>>>

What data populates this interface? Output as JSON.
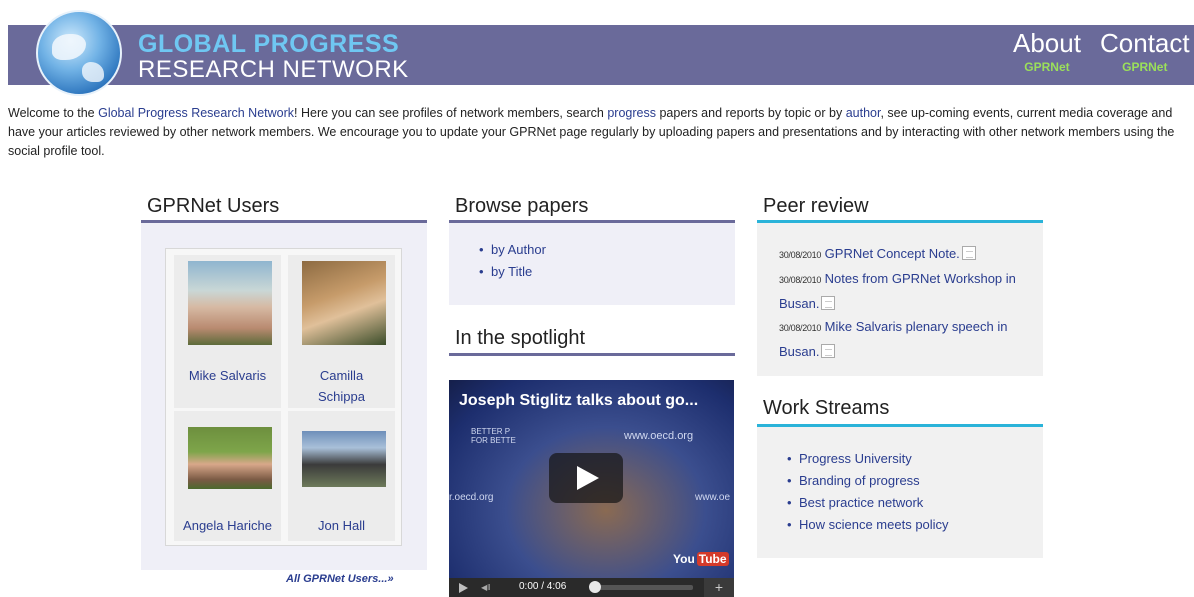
{
  "header": {
    "logo_line1": "GLOBAL PROGRESS",
    "logo_line2": "RESEARCH NETWORK",
    "nav": [
      {
        "label": "About",
        "sub": "GPRNet"
      },
      {
        "label": "Contact",
        "sub": "GPRNet"
      }
    ]
  },
  "intro": {
    "part1": "Welcome to the ",
    "link_gprn": "Global Progress Research Network",
    "part2": "! Here you can see profiles of network members, search ",
    "link_progress": "progress",
    "part3": " papers and reports by topic or by ",
    "link_author": "author",
    "part4": ", see up-coming events, current media coverage and have your articles reviewed by other network members. We encourage you to update your GPRNet page regularly by uploading papers and presentations and by interacting with other network members using the social profile tool."
  },
  "users": {
    "title": "GPRNet Users",
    "list": [
      {
        "name": "Mike Salvaris"
      },
      {
        "name": "Camilla Schippa"
      },
      {
        "name": "Angela Hariche"
      },
      {
        "name": "Jon Hall"
      }
    ],
    "all_link": "All GPRNet Users...»"
  },
  "browse": {
    "title": "Browse papers",
    "items": [
      "by Author",
      "by Title"
    ]
  },
  "spotlight": {
    "title": "In the spotlight",
    "video_title": "Joseph Stiglitz talks about go...",
    "brand_text": "BETTER P\nFOR BETTE",
    "url": "www.oecd.org",
    "url_left": "r.oecd.org",
    "url_right": "www.oe",
    "time": "0:00 / 4:06",
    "yt_you": "You",
    "yt_tube": "Tube",
    "plus": "+"
  },
  "peer": {
    "title": "Peer review",
    "items": [
      {
        "date": "30/08/2010",
        "title": "GPRNet Concept Note."
      },
      {
        "date": "30/08/2010",
        "title": "Notes from GPRNet Workshop in Busan."
      },
      {
        "date": "30/08/2010",
        "title": "Mike Salvaris plenary speech in Busan."
      }
    ]
  },
  "workstreams": {
    "title": "Work Streams",
    "items": [
      "Progress University",
      "Branding of progress",
      "Best practice network",
      "How science meets policy"
    ]
  }
}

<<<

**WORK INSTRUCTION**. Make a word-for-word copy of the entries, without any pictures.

**RESULT**.
What data populates this interface? Output as JSON.
{
  "header": {
    "logo_line1": "GLOBAL PROGRESS",
    "logo_line2": "RESEARCH NETWORK",
    "nav": [
      {
        "label": "About",
        "sub": "GPRNet"
      },
      {
        "label": "Contact",
        "sub": "GPRNet"
      }
    ]
  },
  "intro": {
    "part1": "Welcome to the ",
    "link_gprn": "Global Progress Research Network",
    "part2": "! Here you can see profiles of network members, search ",
    "link_progress": "progress",
    "part3": " papers and reports by topic or by ",
    "link_author": "author",
    "part4": ", see up-coming events, current media coverage and have your articles reviewed by other network members. We encourage you to update your GPRNet page regularly by uploading papers and presentations and by interacting with other network members using the social profile tool."
  },
  "users": {
    "title": "GPRNet Users",
    "list": [
      {
        "name": "Mike Salvaris"
      },
      {
        "name": "Camilla Schippa"
      },
      {
        "name": "Angela Hariche"
      },
      {
        "name": "Jon Hall"
      }
    ],
    "all_link": "All GPRNet Users...»"
  },
  "browse": {
    "title": "Browse papers",
    "items": [
      "by Author",
      "by Title"
    ]
  },
  "spotlight": {
    "title": "In the spotlight",
    "video_title": "Joseph Stiglitz talks about go...",
    "brand_text": "BETTER P\nFOR BETTE",
    "url": "www.oecd.org",
    "url_left": "r.oecd.org",
    "url_right": "www.oe",
    "time": "0:00 / 4:06",
    "yt_you": "You",
    "yt_tube": "Tube",
    "plus": "+"
  },
  "peer": {
    "title": "Peer review",
    "items": [
      {
        "date": "30/08/2010",
        "title": "GPRNet Concept Note."
      },
      {
        "date": "30/08/2010",
        "title": "Notes from GPRNet Workshop in Busan."
      },
      {
        "date": "30/08/2010",
        "title": "Mike Salvaris plenary speech in Busan."
      }
    ]
  },
  "workstreams": {
    "title": "Work Streams",
    "items": [
      "Progress University",
      "Branding of progress",
      "Best practice network",
      "How science meets policy"
    ]
  }
}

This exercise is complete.